* _Task requirements_
What you return should be the line containing "Decode this image" and each line after it to the end of the records, copied exactly.

* _Exercise inputs_
· · · ·

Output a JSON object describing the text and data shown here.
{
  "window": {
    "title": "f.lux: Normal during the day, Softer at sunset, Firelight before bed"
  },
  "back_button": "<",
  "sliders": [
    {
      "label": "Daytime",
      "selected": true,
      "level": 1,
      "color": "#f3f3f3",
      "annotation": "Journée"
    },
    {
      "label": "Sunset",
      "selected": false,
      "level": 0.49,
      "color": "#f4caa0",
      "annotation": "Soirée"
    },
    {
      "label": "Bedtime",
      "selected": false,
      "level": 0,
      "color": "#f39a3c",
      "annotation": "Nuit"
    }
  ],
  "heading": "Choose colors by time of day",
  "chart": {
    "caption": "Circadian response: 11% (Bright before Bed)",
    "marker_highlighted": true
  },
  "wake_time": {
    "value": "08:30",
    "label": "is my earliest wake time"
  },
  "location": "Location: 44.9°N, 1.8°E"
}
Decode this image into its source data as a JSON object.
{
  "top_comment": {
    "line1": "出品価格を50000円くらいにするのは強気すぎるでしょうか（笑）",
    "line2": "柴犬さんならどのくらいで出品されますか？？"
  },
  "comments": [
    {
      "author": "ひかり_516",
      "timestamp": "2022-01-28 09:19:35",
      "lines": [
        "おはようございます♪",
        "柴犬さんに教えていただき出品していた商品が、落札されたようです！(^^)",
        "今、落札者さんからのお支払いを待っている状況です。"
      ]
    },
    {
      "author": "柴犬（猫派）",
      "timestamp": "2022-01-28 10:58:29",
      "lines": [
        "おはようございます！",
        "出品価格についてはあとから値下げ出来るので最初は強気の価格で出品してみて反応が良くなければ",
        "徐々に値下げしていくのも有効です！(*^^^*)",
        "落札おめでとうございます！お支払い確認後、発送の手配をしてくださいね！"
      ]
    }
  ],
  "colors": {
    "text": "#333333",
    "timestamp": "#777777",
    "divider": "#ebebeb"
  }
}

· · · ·

* _Solution to this task_
Decode this image into its source data as a JSON object.
{
  "top_comment": {
    "line1": "出品価格を50000円くらいにするのは強気すぎるでしょうか（笑）",
    "line2": "柴犬さんならどのくらいで出品されますか？？"
  },
  "comments": [
    {
      "author": "ひかり_516",
      "timestamp": "2022-01-28 09:19:35",
      "lines": [
        "おはようございます♪",
        "柴犬さんに教えていただき出品していた商品が、落札されたようです！(^^)",
        "今、落札者さんからのお支払いを待っている状況です。"
      ]
    },
    {
      "author": "柴犬（猫派）",
      "timestamp": "2022-01-28 10:58:29",
      "lines": [
        "おはようございます！",
        "出品価格についてはあとから値下げ出来るので最初は強気の価格で出品してみて反応が良くなければ",
        "徐々に値下げしていくのも有効です！(*^^^*)",
        "落札おめでとうございます！お支払い確認後、発送の手配をしてくださいね！"
      ]
    }
  ],
  "colors": {
    "text": "#333333",
    "timestamp": "#777777",
    "divider": "#ebebeb"
  }
}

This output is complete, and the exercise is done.